Dave Franks introduced himself to me in 1997, saying he was planning to build a Sprite to go vintage racing. We went together to look over the project car he purchased, and began racing together soon after. Dave put together a leading racing program in just a few years, bringing his immaculately prepped Sprite to every Oregon Region event. It wasn’t long before Dave was drafted into the steward’s corps, and he served on the region board of directors as well.
Dave was the kind of calm, happy racer you wanted to compete against. You knew he'd drive to the best of his abilities on track, but he'd never do anything unsafe. Then you could sit back and enjoy a BBQ and a beer after the racing was done. As a steward, he was wise and unflappable.
It’s often said that people come to motorsports for the cars, but they stay because of the people. If you have been involved in motorsports at Portland International Raceway at any time in the last 48 years, chances are good you have encountered Gary Bockman. And if you ever got to know Gary at all, he’s the first person you hope to see every time you come to the track.
Gary became part of the Portland motorsports scene in the early 1970s. He says he wandered through the front gate at PIR during a Cascade Sports Car Club track day. He stuck around and became one of the most successful racing drivers the city has produced. He has also been a leading advocate for Portland’s racing community.

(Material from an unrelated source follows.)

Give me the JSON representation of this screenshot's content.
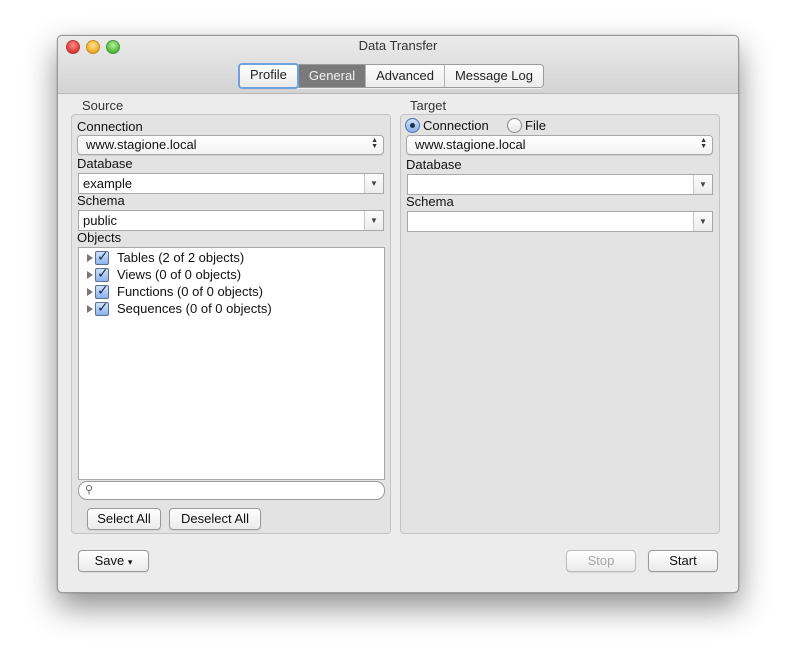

“This track is my home,” Gary says. That might sound like an exaggeration, but it’s true. Gary not only spends a lot of time at Portland’s fastest city park, he has put in countless hours volunteering to improve the PIR facility. Gary has done everything from putting in flower beds to refurbishing the bridge that crosses the track on the front straight.
When PIR’s future was questioned by Mayor Tom Potter in 2005, Gary took the lead in forming the racing community’s response. He founded the Friends of PIR, a non-profit organization created to benefit the facility. Gary brought together civic and business leaders, along with thousands of Portlanders, to prove that support for the track’s mission runs deep in the community. PIR not only survived the controversy, the track has thrived because of Gary Bockman’s efforts.
Gary’s racing career is distinguished and enviable. Together with his friend Chuck Shafer, Gary set a world speed record in 2000 at the Silver State Classic. On a closed-off stretch of Nevada highway, Gary and Chuck took their car up to 207.780 MPH. At the time, that was the highest speed ever achieved on a public highway. Gary was also a versatile driver, and in 2008 he drove his team to a third-place finish in the Alcan 5000 Winter Rally, driving hundreds of miles north of the Arctic Circle and onto the ice of the Arctic Ocean in the dead of winter.
Gary’s amateur and professional racing resumé includes many championships with both the Sports Car Club of America and his beloved Cascade Sports Car Club. In 1996, Gary finished in second place at the prestigious SCCA national championship Runoffs, and he almost won the same race in 2016. Gary served Cascade as club President numerous times, and also served as the club’s Race Director.
Bringing new drivers into auto racing is a key part of Gary’s contribution. Over nearly five decades, Gary has trained hundreds of new racing drivers and given complete novices their first turn on the track. As a teacher, Gary emphasizes car control. “When you’re driving a race car at speed,” he says, “you gain the ability to see into your future, and you get to control what that future’s going to be.” Gary always takes the time needed to give a student driver a successful experience. If you count the number of racing drivers Gary has coached and instructed over the years, you’ll find that most Northwest racers owe some measure of their success to his teaching.
If you know Gary, you know he enjoys winning races, and when he wins you want to be near him to share his exuberant joy. But he is not a man to dwell on past victories for very long. With Gary, winning is a moment to celebrate with his friends before moving on to the next challenge. Passion, dedication, and community have always been Gary’s hallmarks.
Marshall Atherton passed away on December 16, 2019. He was 85 years old.
Marshall was a United States Marine who served in the Korean war, and a longtime racer. He raced in the first Rose Cup race in 1961 and was an active driver into the 21st century. He was also the founder of 99West trailers in Newberg, California.